Dataset rows for apps and sites:
■ ■ ■ ■

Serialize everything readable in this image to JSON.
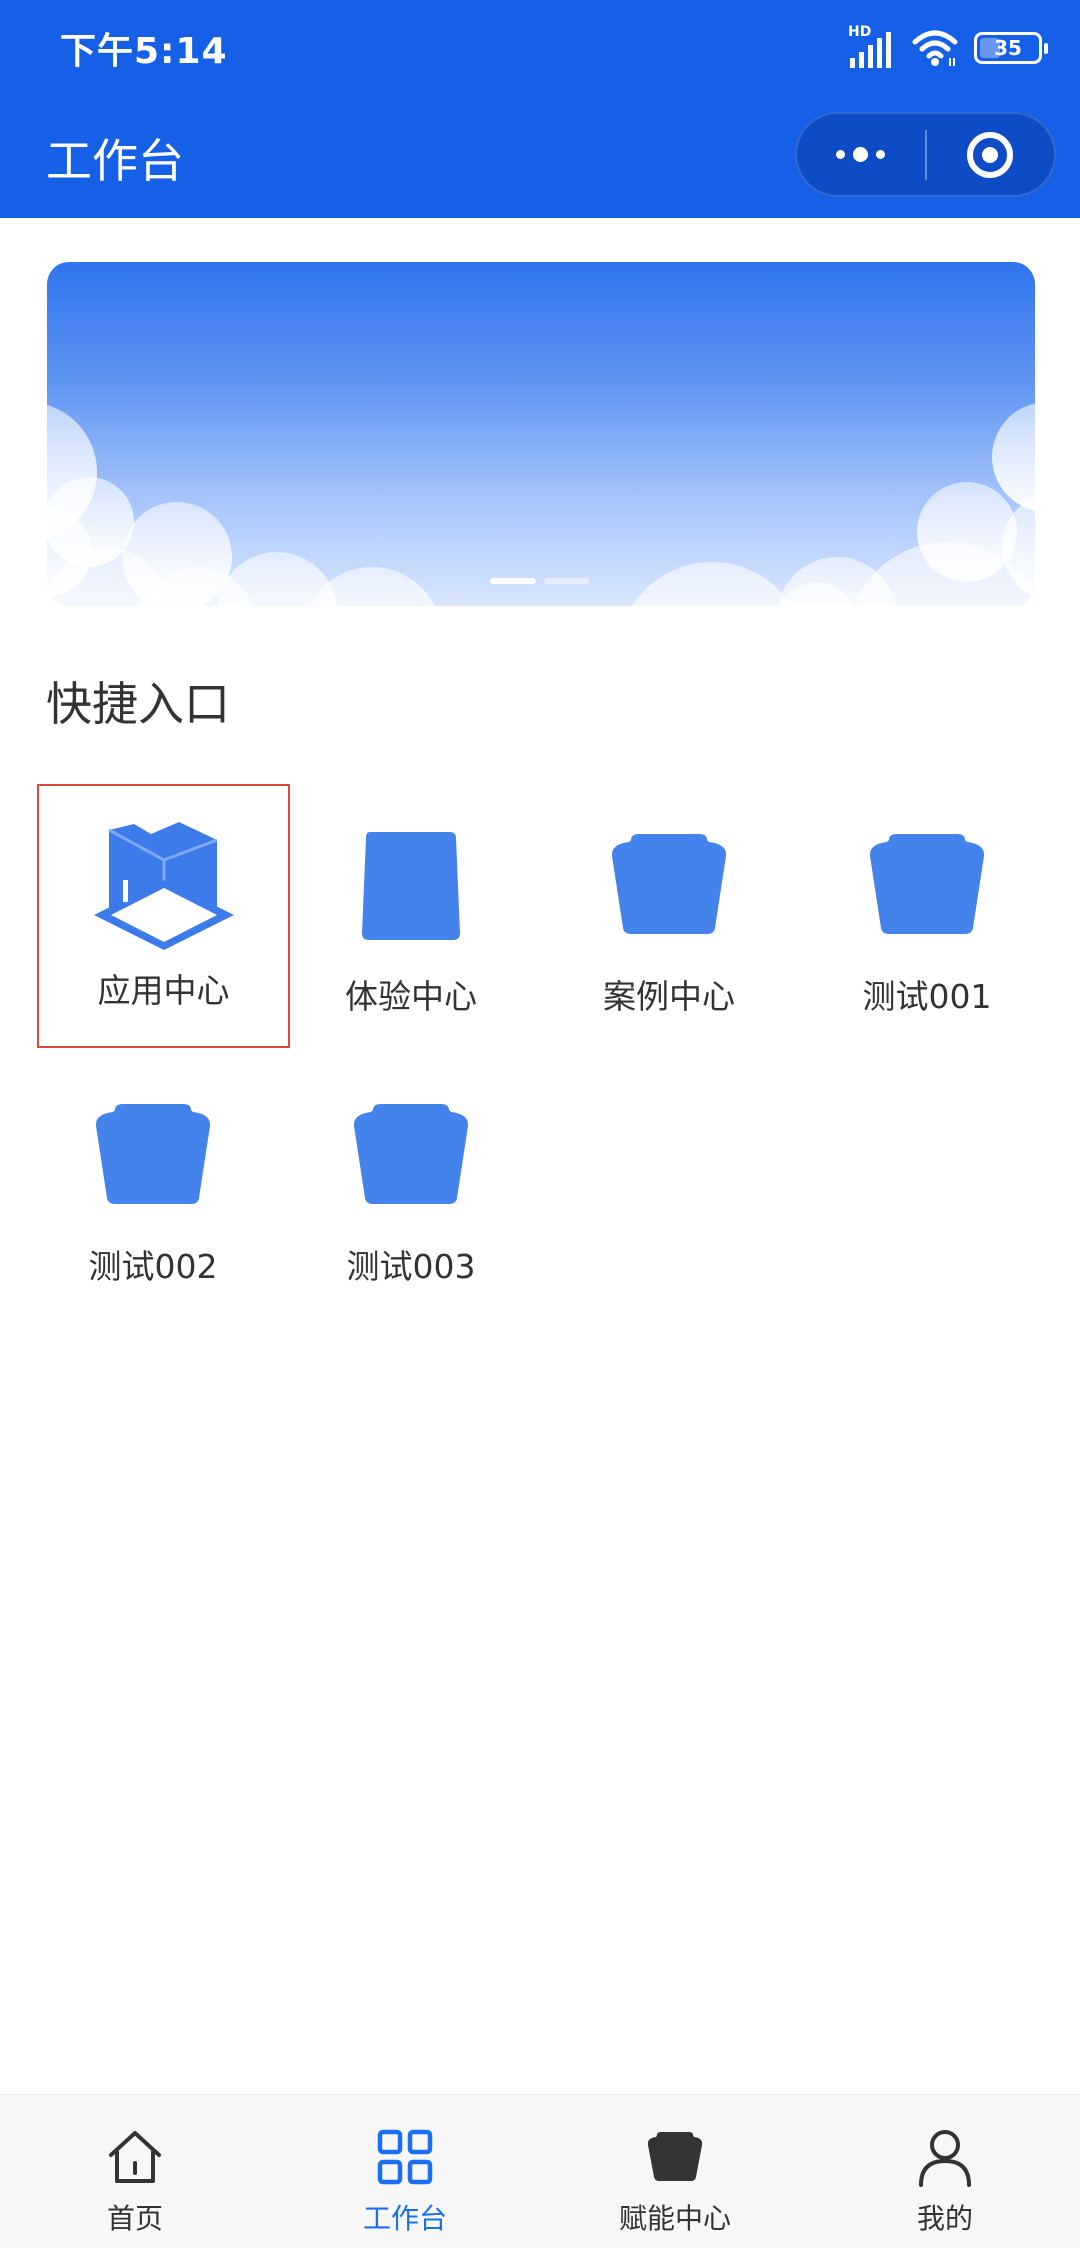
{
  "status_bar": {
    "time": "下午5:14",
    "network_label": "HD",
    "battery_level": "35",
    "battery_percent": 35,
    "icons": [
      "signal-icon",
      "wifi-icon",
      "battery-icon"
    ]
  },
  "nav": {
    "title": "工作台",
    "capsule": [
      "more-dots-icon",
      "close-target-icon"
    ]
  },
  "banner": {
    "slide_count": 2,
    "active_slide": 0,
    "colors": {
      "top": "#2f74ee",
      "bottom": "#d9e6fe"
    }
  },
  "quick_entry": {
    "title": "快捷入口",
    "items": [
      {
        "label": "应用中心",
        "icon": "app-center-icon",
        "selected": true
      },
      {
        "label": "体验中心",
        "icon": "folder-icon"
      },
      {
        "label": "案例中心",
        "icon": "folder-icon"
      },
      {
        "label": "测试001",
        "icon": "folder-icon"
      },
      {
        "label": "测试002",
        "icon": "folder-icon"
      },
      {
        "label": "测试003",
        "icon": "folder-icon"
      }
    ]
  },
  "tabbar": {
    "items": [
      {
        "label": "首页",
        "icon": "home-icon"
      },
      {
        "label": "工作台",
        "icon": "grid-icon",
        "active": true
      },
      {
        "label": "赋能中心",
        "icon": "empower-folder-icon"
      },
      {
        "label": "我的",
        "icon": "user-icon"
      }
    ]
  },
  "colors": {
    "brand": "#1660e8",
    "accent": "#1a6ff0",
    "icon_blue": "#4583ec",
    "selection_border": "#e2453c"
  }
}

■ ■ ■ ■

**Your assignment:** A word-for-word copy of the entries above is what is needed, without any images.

**Result for this exercise:**
Serialize everything readable in this image to JSON.
{
  "status_bar": {
    "time": "下午5:14",
    "network_label": "HD",
    "battery_level": "35",
    "battery_percent": 35,
    "icons": [
      "signal-icon",
      "wifi-icon",
      "battery-icon"
    ]
  },
  "nav": {
    "title": "工作台",
    "capsule": [
      "more-dots-icon",
      "close-target-icon"
    ]
  },
  "banner": {
    "slide_count": 2,
    "active_slide": 0,
    "colors": {
      "top": "#2f74ee",
      "bottom": "#d9e6fe"
    }
  },
  "quick_entry": {
    "title": "快捷入口",
    "items": [
      {
        "label": "应用中心",
        "icon": "app-center-icon",
        "selected": true
      },
      {
        "label": "体验中心",
        "icon": "folder-icon"
      },
      {
        "label": "案例中心",
        "icon": "folder-icon"
      },
      {
        "label": "测试001",
        "icon": "folder-icon"
      },
      {
        "label": "测试002",
        "icon": "folder-icon"
      },
      {
        "label": "测试003",
        "icon": "folder-icon"
      }
    ]
  },
  "tabbar": {
    "items": [
      {
        "label": "首页",
        "icon": "home-icon"
      },
      {
        "label": "工作台",
        "icon": "grid-icon",
        "active": true
      },
      {
        "label": "赋能中心",
        "icon": "empower-folder-icon"
      },
      {
        "label": "我的",
        "icon": "user-icon"
      }
    ]
  },
  "colors": {
    "brand": "#1660e8",
    "accent": "#1a6ff0",
    "icon_blue": "#4583ec",
    "selection_border": "#e2453c"
  }
}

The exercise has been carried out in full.